Work instruction -
Copy out the lines of the material that include the string "arrow".

Given data -
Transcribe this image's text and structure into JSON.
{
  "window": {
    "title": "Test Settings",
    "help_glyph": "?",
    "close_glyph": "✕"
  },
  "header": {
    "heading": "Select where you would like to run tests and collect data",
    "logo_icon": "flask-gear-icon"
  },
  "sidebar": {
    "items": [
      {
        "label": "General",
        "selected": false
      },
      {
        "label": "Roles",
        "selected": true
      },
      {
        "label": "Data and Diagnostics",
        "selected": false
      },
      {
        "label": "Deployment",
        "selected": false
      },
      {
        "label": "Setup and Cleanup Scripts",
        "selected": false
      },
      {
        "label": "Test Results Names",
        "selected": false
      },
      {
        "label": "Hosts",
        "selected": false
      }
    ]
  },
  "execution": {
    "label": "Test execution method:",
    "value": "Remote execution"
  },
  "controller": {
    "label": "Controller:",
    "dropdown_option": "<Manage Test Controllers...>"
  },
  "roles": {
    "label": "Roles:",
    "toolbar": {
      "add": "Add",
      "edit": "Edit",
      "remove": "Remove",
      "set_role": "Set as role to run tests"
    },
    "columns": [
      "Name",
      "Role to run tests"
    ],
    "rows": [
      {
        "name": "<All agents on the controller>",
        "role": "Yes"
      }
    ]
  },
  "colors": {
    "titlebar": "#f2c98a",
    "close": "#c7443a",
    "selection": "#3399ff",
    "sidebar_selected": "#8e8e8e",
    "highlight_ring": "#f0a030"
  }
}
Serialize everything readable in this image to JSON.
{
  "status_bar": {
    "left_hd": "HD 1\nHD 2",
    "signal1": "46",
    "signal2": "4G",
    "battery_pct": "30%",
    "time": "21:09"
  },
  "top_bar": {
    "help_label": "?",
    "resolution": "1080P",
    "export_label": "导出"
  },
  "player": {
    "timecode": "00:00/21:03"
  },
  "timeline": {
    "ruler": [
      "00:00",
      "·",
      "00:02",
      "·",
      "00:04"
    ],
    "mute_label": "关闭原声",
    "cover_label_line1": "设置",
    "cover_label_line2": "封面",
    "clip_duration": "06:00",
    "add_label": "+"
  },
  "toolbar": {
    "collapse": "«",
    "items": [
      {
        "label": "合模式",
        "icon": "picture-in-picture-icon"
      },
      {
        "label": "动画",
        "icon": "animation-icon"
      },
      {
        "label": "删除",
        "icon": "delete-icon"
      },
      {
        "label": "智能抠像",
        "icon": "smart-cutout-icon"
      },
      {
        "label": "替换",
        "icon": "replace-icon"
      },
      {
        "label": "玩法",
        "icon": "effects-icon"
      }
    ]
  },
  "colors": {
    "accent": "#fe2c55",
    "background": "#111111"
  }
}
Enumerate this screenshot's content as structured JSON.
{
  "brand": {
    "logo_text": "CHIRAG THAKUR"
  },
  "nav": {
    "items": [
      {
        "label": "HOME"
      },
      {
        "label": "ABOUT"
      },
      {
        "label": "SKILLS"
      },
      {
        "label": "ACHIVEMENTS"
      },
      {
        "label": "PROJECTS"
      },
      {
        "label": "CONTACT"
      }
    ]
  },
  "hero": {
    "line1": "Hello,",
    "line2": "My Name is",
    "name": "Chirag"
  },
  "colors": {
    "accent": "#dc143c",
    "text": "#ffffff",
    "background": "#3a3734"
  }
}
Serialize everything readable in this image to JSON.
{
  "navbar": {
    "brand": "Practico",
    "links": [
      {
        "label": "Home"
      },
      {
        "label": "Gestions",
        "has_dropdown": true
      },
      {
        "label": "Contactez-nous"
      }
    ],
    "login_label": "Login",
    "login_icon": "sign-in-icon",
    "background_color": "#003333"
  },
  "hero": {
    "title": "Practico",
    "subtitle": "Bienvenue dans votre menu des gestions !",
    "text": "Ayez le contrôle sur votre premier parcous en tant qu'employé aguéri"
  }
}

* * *

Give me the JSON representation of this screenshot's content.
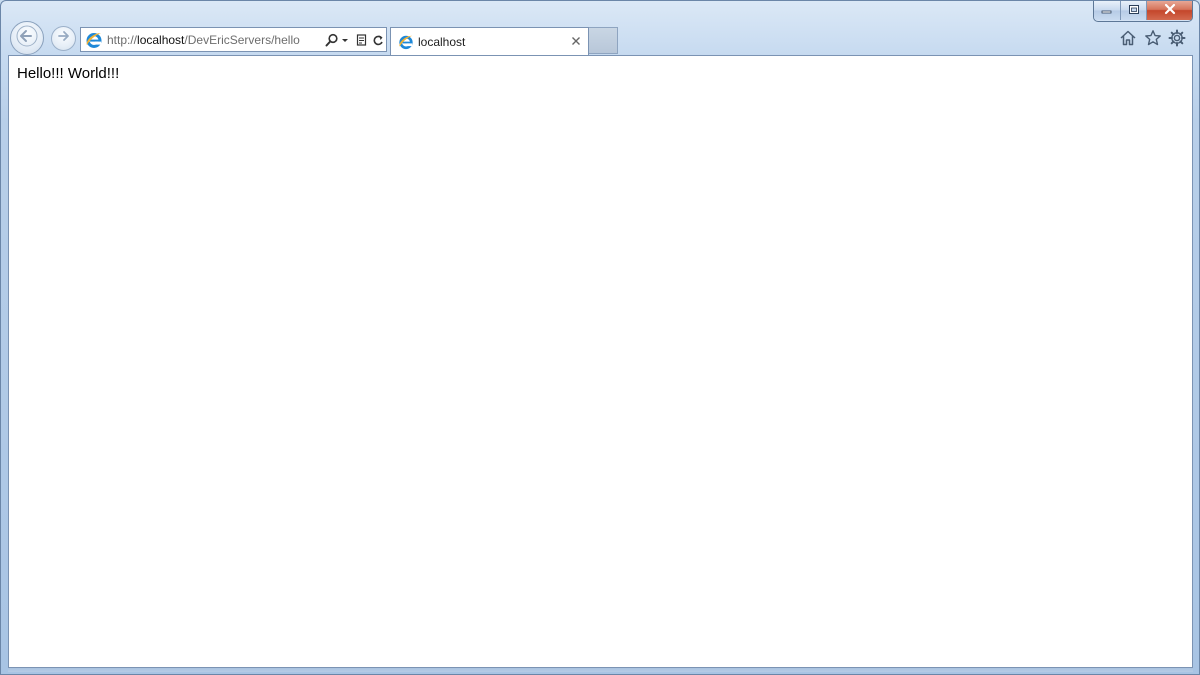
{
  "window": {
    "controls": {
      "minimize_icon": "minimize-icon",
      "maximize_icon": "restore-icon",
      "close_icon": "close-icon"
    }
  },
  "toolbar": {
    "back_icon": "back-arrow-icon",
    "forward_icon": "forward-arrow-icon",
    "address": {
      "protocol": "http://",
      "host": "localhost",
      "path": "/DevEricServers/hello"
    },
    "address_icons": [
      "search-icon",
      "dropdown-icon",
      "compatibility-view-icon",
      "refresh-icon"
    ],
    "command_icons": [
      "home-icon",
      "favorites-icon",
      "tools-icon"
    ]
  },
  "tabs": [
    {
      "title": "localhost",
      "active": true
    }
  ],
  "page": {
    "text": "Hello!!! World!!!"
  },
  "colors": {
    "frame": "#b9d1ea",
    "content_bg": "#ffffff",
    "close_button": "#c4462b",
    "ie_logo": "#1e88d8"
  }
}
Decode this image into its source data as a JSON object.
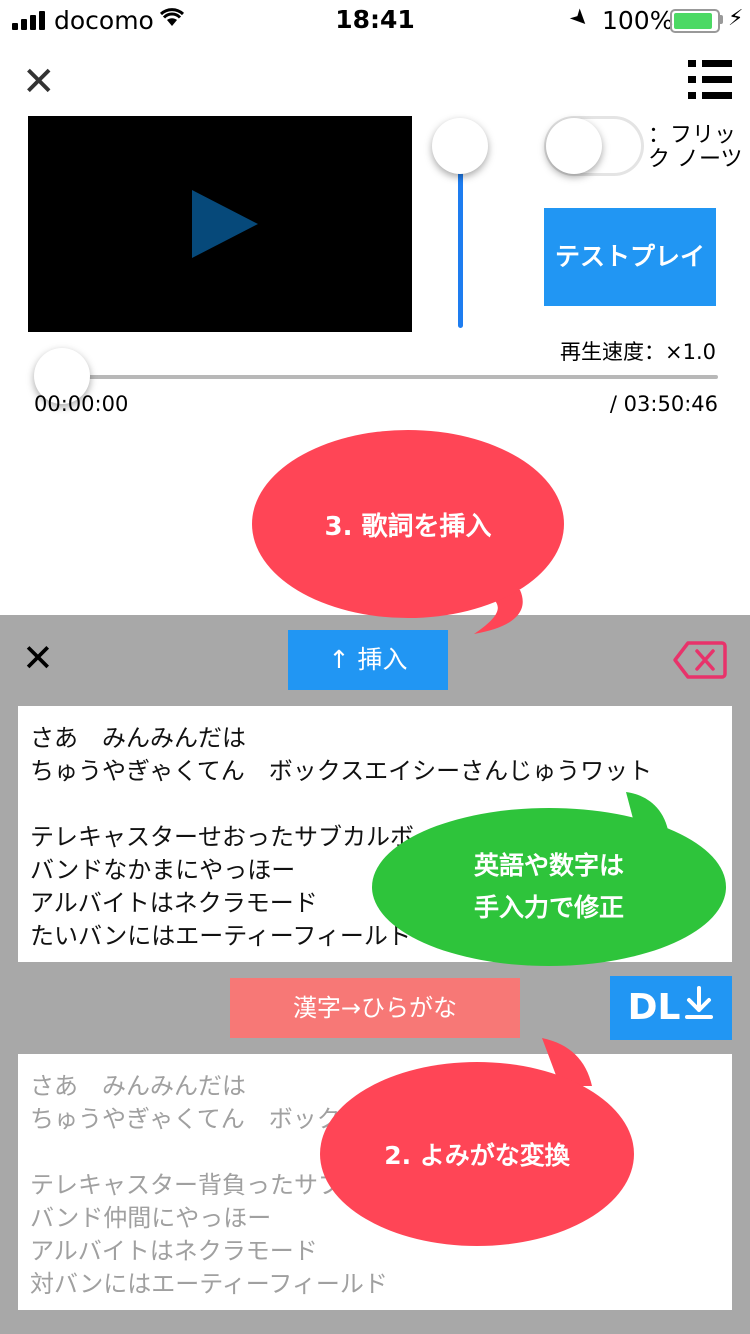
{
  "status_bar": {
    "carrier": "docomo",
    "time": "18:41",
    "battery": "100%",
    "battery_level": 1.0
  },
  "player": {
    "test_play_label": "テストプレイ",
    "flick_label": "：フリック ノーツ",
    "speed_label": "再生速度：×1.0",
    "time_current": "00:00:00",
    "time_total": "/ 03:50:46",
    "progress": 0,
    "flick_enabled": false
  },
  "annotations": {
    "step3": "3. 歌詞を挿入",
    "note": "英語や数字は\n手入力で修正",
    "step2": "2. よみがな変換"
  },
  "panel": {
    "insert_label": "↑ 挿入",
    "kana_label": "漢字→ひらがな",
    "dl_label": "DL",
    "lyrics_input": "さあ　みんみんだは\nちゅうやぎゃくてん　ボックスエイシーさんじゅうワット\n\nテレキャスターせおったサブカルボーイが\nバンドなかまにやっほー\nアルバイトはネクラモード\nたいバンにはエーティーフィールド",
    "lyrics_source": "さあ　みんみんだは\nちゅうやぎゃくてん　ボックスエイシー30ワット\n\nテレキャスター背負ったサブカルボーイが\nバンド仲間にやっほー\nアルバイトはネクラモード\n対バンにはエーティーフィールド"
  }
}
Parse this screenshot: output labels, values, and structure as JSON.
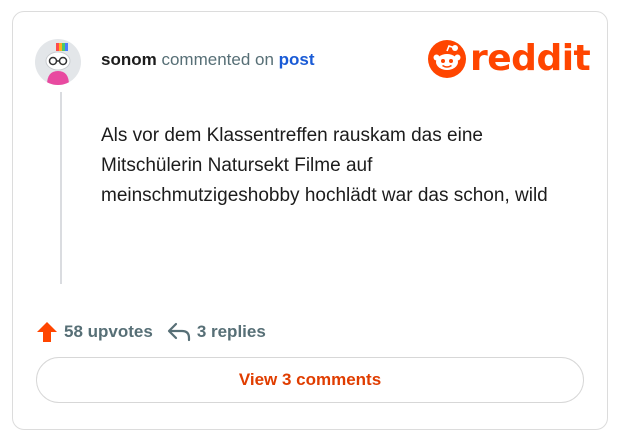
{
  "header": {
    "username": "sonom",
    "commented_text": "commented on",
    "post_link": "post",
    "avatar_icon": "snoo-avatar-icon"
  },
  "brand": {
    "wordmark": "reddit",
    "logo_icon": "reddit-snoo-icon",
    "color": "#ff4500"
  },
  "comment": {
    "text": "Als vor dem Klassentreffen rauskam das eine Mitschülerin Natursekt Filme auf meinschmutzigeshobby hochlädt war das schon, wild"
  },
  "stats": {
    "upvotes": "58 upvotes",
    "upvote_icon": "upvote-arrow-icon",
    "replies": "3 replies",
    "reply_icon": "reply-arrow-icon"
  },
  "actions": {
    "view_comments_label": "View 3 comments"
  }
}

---

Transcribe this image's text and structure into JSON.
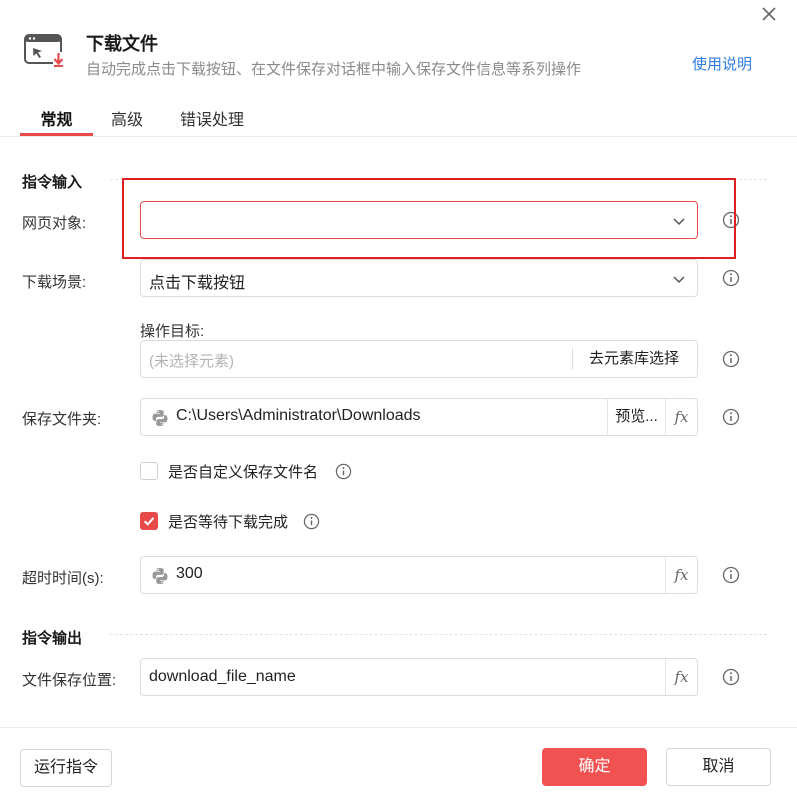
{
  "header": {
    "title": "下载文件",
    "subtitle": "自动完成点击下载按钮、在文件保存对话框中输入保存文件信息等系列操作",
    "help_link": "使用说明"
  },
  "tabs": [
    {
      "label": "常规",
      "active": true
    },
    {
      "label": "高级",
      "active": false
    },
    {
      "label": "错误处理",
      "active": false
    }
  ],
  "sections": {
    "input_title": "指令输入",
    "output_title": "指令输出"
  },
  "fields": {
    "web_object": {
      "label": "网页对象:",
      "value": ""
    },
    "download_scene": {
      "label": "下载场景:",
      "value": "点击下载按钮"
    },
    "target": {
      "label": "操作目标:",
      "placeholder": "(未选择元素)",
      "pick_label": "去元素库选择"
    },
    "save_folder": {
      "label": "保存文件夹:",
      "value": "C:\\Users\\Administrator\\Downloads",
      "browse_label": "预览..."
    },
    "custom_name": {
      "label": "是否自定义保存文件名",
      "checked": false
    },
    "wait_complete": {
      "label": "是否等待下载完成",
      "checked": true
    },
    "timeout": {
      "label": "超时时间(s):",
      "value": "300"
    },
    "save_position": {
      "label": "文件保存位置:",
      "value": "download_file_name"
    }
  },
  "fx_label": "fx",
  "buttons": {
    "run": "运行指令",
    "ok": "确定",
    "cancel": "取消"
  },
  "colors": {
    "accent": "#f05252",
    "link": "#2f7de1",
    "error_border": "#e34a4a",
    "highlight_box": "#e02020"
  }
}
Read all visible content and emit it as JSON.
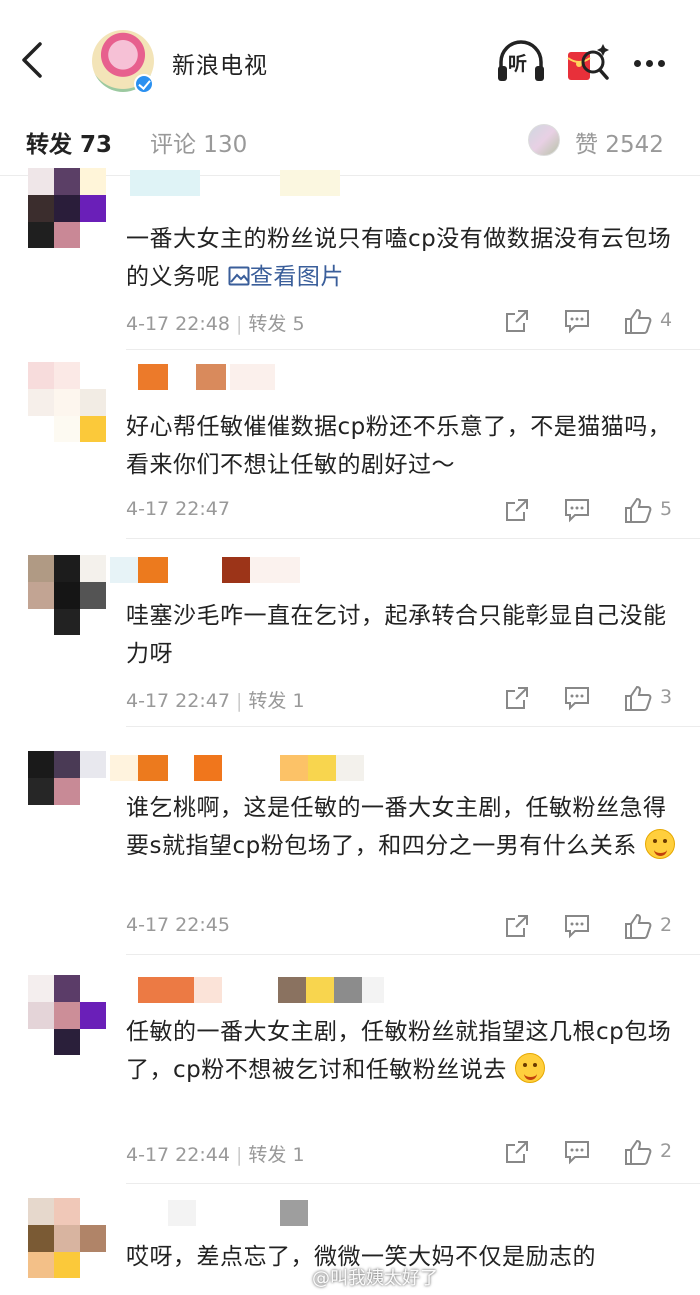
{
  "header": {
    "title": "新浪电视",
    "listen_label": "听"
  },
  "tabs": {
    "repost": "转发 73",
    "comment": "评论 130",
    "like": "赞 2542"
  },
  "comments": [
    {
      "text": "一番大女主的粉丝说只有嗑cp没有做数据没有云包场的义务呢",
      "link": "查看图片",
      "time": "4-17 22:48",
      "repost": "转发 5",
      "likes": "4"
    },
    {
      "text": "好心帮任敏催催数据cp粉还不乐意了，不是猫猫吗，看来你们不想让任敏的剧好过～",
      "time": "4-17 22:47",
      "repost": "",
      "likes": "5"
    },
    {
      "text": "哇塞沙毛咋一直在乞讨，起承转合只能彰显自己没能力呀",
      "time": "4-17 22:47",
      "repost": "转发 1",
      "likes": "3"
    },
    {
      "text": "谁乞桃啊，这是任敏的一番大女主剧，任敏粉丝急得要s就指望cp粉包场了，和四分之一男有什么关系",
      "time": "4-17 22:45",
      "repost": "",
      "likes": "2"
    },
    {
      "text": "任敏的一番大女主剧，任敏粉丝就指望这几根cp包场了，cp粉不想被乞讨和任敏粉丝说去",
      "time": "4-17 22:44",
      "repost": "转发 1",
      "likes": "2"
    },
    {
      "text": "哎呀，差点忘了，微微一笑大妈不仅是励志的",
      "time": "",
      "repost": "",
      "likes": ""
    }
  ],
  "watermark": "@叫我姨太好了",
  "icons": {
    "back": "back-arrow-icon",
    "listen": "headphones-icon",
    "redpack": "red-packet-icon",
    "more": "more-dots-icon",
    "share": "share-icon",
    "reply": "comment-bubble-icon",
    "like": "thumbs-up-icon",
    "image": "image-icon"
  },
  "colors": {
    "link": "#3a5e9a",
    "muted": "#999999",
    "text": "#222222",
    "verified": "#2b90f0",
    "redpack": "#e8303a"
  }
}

Result -
    "back_icon": "back-arrow-icon",
    "forward_icon": "forward-arrow-icon",
    "upvote_icon": "upvote-arrow-icon",
    "reply_icon": "reply-arrow-icon"
    "back": "back-arrow-icon",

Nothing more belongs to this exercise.